Chamonix also has no less than five nightclubs - we're not counting but that could be a record for a ski resort. Alpes Angels is probably the most famous (read: notorious) of Chamonix's nightclub offerings. It's actually a strip club dressed up as something much chic'er. L'Amnesia is a huge club which plays host to a number of international DJs during the course of a winter season, while the White Hub is still pretty new and developing. Le Choucas is Chamonix's oldest nightclub and although there's been speculation that it'll be closing down for some time, we're letting you know about it in case it doesn't! And that leaves Le Podium, and when you land in Chamonix you'll find out pretty quickly whether it's a clubbing option during your holiday. It's only really used for one off gigs and events, bit it's worth going to, nonetheless.

Travel Info

Getting to and from Chamonix

Chamonix is one of the most convenient ski resorts to travel too, and many hardcore skiers use the resort for weekend breaks. It's just a one hour drive from Geneva airport, a journey best taken using one of the local airport transfer companies in the area. Holiday makers often have the chance to use an airport transfer service booked by their accommodation provider too. The road to Chamonix is also one of the most stunning journeys in the French Alps. Mont Blanc looms, bold and bright in the distance.

Getting Around Chamonix

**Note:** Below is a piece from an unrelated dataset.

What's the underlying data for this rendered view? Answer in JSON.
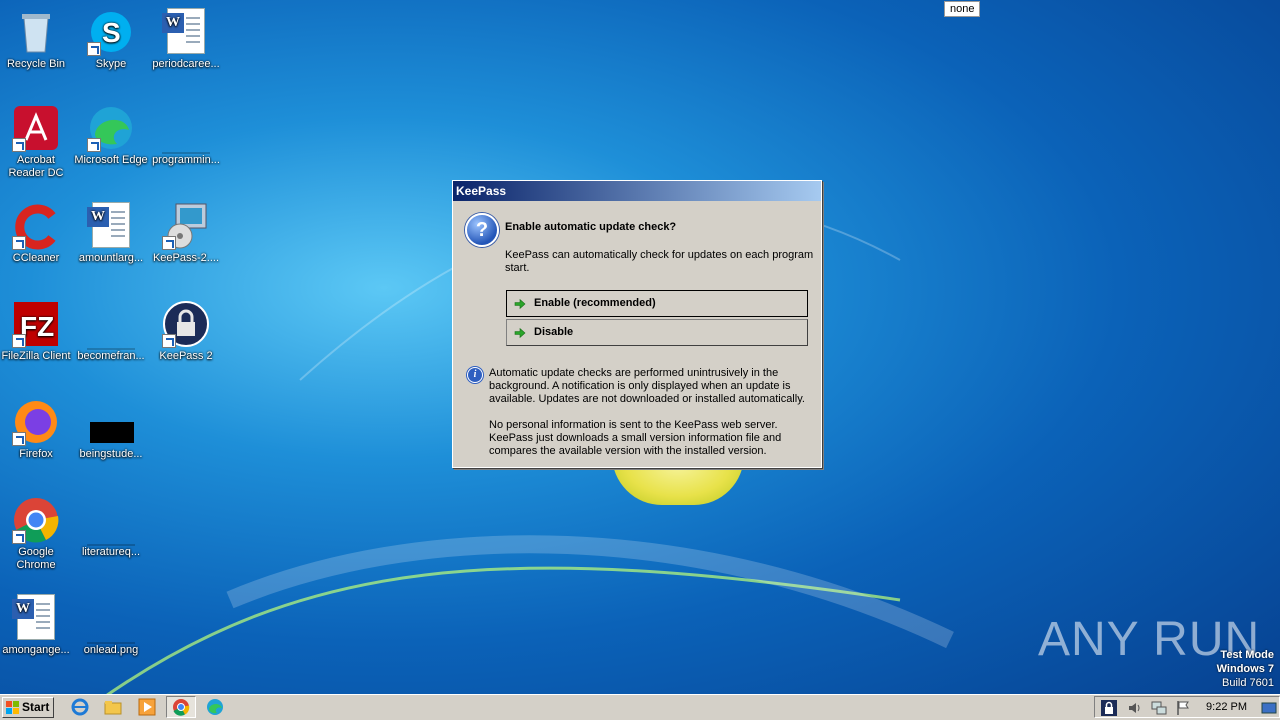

Regular buses link all of the ski areas in the Chamonix valley, but they are unreliable by ski resort standard, and typically crowded from first bus to last. Consequently lots of people take taxis to get around the resort, which we're not particularly keen on! The centre of Chamonix is busy and there is a lot of traffic.

Green Chamonix

  • The four communes of the Chamonix Valley had their environmental policies approved and ISO14001 status awarded in 2009.

  • Property owners in Chamonix receive tax incentives to construct energy efficient properties and undertake environmentally friendly property renovations.

  • Chamonix town council measures and surveys the quality of the air in the valley

  • Urban planning favors accommodation within the existing confines of the resort one in the outlying villages, rather than in new building area